    I am a Ugandan currently working in South Sudan. I got admission to university of Aberdeen for MSc Oil and Gas Computing, unfortunately during the application process in the eChevening System, i could not find it on the drop down list. This made me to opt for MSc IT for the Oil and Gas Industry since Oil and Gas is a priority area for Uganda. My complaint here is; the system is somewhat limiting-it kind of needs some in-house readjustment. How can you advise?

  9. Hello Sumrin, thank you for getting in touch. The rules around the application form are actually set by the Association of Commonwealth Universities who administer the programme, but they tell me –

    > The 300 word limit was arrived at after lots of experience of judging personal statements as fairly as possible – I’m afraid that editing your career highlights down to 300 words is part of the challenge!

    > The Prospects database is not quite the requirement – with apologies that this isn’t particularly clear in my post, the requirement is for candidates need to have a 2:1 degree.

    The Prospects database is a list of degrees from countries around the world which are equivalent to a 2:1 degree in the UK. It is still possible to apply for a Chevening scholarship with a degree which is not in the Prospects database: you can select this as an option on the relevant page. However, you must have a degree to qualify for a scholarship.

    I hope that is of use– best wishes and thanks for writing –

    Phil Buckley

  10. Hi, Mr. Buckley,
    I am concerned about the word limit of 300, on the personal statment and other essays. I believe it is too brief to explain an individual’s life transitions.

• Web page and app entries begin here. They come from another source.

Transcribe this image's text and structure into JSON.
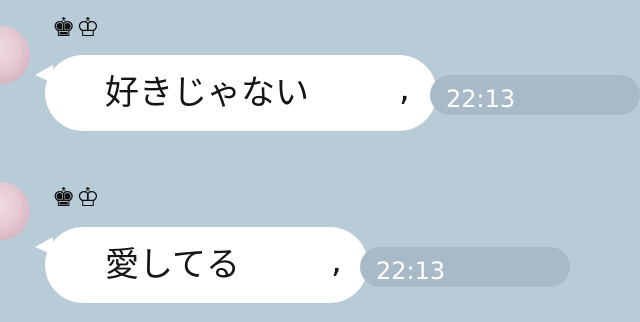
{
  "messages": [
    {
      "sender": "♚♔",
      "text": "好きじゃない",
      "trailing": ",",
      "time": "22:13"
    },
    {
      "sender": "♚♔",
      "text": "愛してる",
      "trailing": ",",
      "time": "22:13"
    }
  ],
  "colors": {
    "background": "#b8ccd8",
    "bubble": "#ffffff",
    "timestamp_pill": "#a8bac7",
    "text": "#151515"
  }
}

Also the use of Prospects database is likely to eliminate people who do not posses degrees from prestigious institutions but have shown exceptional leadership skills in their personal lives.

Comments are closed.